▶ _Data for the task_
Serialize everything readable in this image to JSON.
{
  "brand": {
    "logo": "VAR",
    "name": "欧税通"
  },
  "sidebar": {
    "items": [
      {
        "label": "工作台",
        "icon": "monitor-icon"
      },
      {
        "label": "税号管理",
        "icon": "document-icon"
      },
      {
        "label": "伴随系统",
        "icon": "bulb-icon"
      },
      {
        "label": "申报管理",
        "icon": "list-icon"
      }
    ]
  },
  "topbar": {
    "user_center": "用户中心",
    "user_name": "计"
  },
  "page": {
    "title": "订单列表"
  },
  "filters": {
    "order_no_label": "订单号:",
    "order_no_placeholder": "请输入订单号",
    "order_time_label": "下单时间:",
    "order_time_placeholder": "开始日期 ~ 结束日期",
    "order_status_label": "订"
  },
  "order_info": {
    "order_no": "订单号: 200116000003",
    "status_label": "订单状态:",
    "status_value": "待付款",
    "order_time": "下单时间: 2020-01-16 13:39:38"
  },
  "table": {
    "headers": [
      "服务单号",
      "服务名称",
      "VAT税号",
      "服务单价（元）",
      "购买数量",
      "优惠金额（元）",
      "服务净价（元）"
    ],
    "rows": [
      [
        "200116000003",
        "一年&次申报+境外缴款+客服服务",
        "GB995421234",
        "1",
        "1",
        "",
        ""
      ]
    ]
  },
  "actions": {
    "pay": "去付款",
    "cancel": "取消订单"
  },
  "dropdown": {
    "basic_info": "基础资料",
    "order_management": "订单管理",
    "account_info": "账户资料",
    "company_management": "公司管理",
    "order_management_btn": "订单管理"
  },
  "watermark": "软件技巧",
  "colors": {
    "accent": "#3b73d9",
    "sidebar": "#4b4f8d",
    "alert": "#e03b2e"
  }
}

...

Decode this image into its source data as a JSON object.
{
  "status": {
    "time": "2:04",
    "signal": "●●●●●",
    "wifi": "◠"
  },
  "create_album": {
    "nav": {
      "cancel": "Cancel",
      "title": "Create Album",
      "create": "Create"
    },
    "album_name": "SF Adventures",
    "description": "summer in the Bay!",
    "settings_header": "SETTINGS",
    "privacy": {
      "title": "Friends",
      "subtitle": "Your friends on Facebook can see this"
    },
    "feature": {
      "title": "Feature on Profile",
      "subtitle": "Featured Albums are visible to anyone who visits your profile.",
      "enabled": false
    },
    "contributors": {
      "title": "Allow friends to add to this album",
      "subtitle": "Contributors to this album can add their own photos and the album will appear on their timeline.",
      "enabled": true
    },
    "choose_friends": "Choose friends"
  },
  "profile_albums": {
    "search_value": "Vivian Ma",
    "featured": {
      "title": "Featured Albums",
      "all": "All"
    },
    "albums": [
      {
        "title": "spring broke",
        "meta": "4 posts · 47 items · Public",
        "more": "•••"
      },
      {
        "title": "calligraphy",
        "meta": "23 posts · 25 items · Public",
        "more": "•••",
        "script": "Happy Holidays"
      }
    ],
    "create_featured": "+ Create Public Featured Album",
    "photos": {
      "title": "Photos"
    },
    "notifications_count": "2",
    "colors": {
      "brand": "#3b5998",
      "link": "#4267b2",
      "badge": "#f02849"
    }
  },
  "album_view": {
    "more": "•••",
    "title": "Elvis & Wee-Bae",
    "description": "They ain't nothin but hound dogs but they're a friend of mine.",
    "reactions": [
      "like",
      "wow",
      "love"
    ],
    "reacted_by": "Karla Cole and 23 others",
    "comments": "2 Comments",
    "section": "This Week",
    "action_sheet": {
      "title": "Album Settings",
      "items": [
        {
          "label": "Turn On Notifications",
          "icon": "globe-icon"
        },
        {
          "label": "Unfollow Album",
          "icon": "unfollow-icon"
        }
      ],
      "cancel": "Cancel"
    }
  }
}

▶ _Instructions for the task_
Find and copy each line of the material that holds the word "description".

▶ _Exercise result_
    "description": "summer in the Bay!",
    "description": "They ain't nothin but hound dogs but they're a friend of mine.",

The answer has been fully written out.